My fears were unfounded, because this is a genre-defying drama which succeeds wonderfully. Choi Min-shik will always be watchable, whatever the role and whatever the film, and he imbues his down-and-out boxer with real humanity. Moments that, in lesser films, would have been cliched and saccharine, here turn our expectations around and force us to see the world as it can be, rather than through the lens of stereotype.
I have many favourite scenes here, but one that stands out concerns Gang (Choi) being beaten by a gang led by a former Asian Games team-mate. Most viewers could recite the predictable path this scene would take, and they’d be wrong. Gang takes his beating, not with spitting defiance or whimpering fatalism, but with a dignity both stubborn and admirable. Choi handles the difficult task of presenting a man driven beyond his bounds but still clinging to whatever shreds remain of his past life, and handles it superbly. Not surprising, since every performance that Choi essays is marked by subtlety and nuance.
The greatest surprise, however, came from Ryoo Seung-bom, who plays Yoo Sang-hwan. Since I’d only seen him in Arahan, I must confess I didn’t have a very high opinion of his acting skills. The fact that he’s the brother of the director compounded my concerns. But his performance here is excellent: he inhabits his character with an angry energy that’s totally compellling. No sign here of the charming doofus from Arahan: Yoo is all pent-up aggression and fury, erupting at the slightest provocation.
That’s not to say that he presents just an aggressive bonehead, full of violence and braggadocio. We see that Yoo is constantly on the edge of exploding, but there’s a tension keeping him in check. Even the way he smokes, long drags that draw the burning edge right up the tube, hints at the way he’s struggling to keep from flying apart. The sheer physicality that he used in Arahan with naive enthusiasm, and which gave that film much of its energy and charm, here gives a portrait of a man constantly on the edge of explosion. Not much charm here, but a lot of energy.
Given these two fine actors, the story tells itself. There are some moments that drag, particularly those dealing with Gang, whose life is desperate and who has little reason for optimism. But these moments are few. As the focus shifts between the two desperate characters, we are entangled in their lives and problems, and when we come to the crucial fight, we find we’re facing a fight where we want both fighters to win.
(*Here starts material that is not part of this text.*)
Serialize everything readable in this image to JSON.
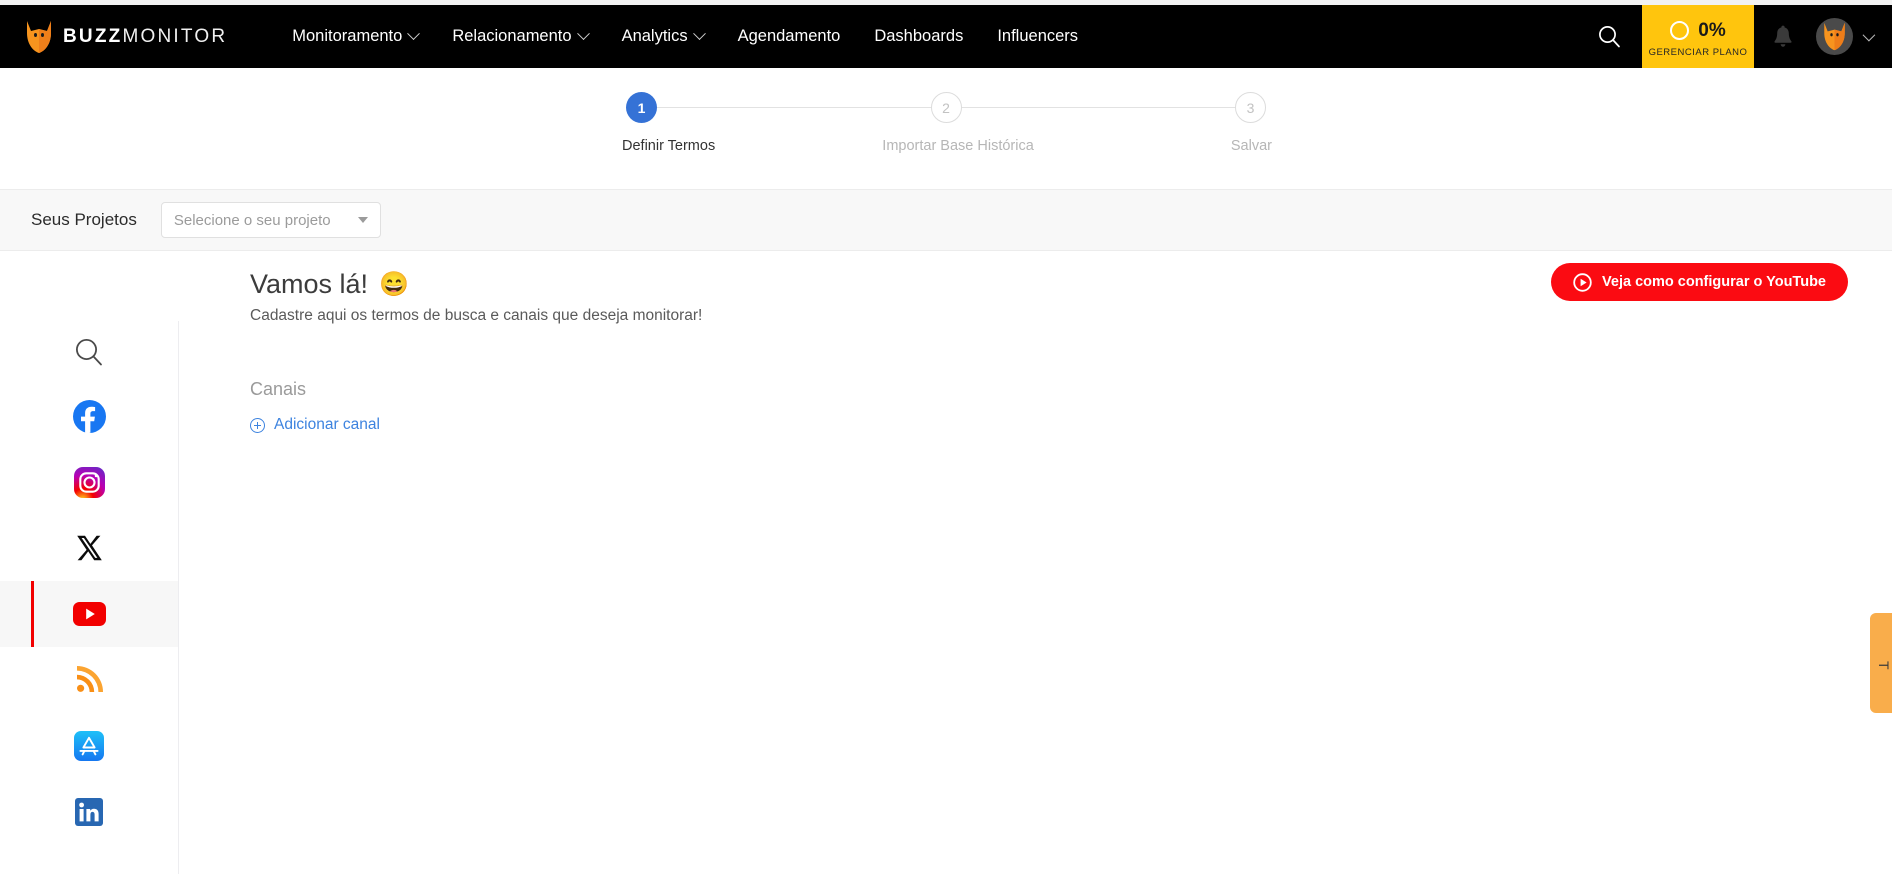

I won’t tell you who wins, but I will tell you that I was surprised yet again by the quality of the fight scene. Not, I hasten to add, because of its bone-crunching and kidney-jellying effects, but because it was heartbreakingly realistic. For an audience more accustomed to MTV-style sharp cuts and frequent editing for ‘highlights’, it might seem tedious, but to me it displayed the reality of the fight, and the evolution of the characters, far better than any amount of dialogue could have done.
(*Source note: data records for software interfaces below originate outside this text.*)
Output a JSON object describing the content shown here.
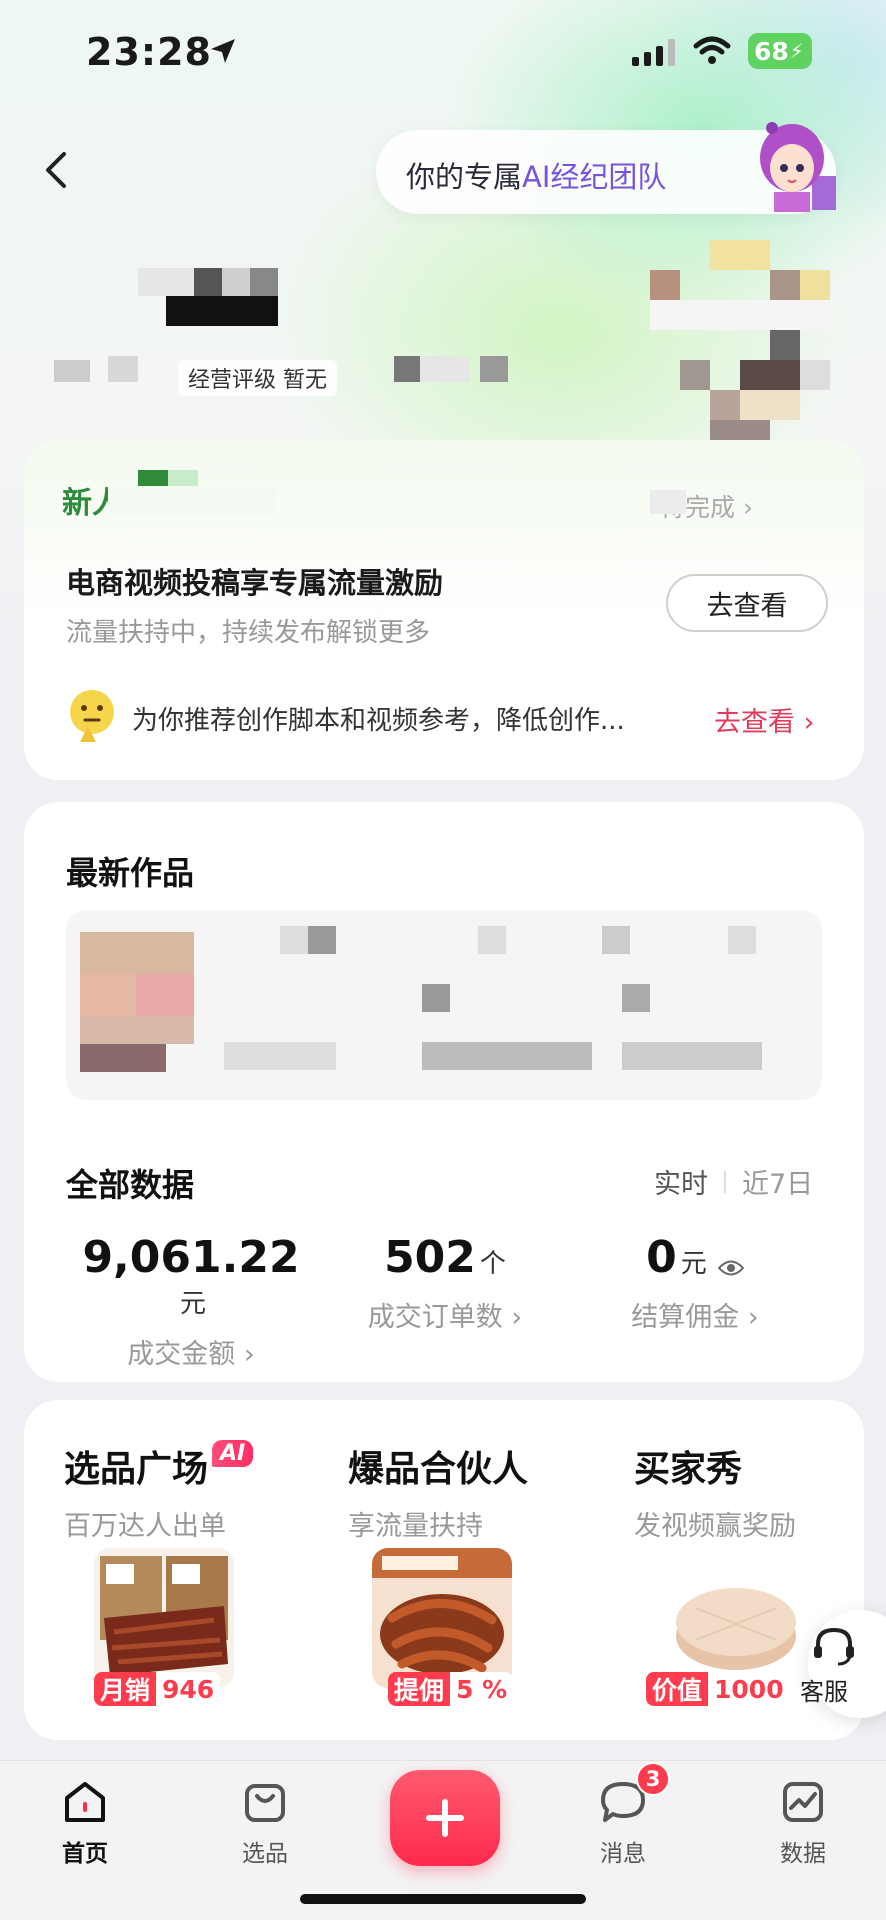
{
  "status_bar": {
    "time": "23:28",
    "battery": "68"
  },
  "header": {
    "ai_prefix": "你的专属",
    "ai_highlight": "AI经纪团队",
    "rating_label": "经营评级 暂无"
  },
  "task_card": {
    "title": "新人任务",
    "right_label": "待完成",
    "headline": "电商视频投稿享专属流量激励",
    "subline": "流量扶持中，持续发布解锁更多",
    "button": "去查看",
    "tip": "为你推荐创作脚本和视频参考，降低创作...",
    "tip_link": "去查看 ›"
  },
  "latest": {
    "title": "最新作品"
  },
  "stats": {
    "title": "全部数据",
    "tab_realtime": "实时",
    "tab_7d": "近7日",
    "items": [
      {
        "value": "9,061.22",
        "unit": "元",
        "label": "成交金额 ›"
      },
      {
        "value": "502",
        "unit": "个",
        "label": "成交订单数 ›"
      },
      {
        "value": "0",
        "unit": "元",
        "label": "结算佣金 ›"
      }
    ]
  },
  "features": [
    {
      "title": "选品广场",
      "badge": "AI",
      "sub": "百万达人出单",
      "tag_key": "月销",
      "tag_val": "946"
    },
    {
      "title": "爆品合伙人",
      "sub": "享流量扶持",
      "tag_key": "提佣",
      "tag_val": "5 %"
    },
    {
      "title": "买家秀",
      "sub": "发视频赢奖励",
      "tag_key": "价值",
      "tag_val": "1000"
    }
  ],
  "customer_service": "客服",
  "nav": {
    "home": "首页",
    "select": "选品",
    "message": "消息",
    "message_badge": "3",
    "data": "数据"
  },
  "colors": {
    "accent": "#ff2e4e",
    "green": "#2d8b3a",
    "purple": "#7a52e0"
  }
}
It also provided a suitable ending for a film which presents a microcosm of the human condition: you get a kicking now and again, but life goes on. Goethe would have been pleased. (Cultural note: Goethe penned the quote often attributed to Nietzsche: “What does not kill me makes me stronger.” What’s with those Germanic types, eh?)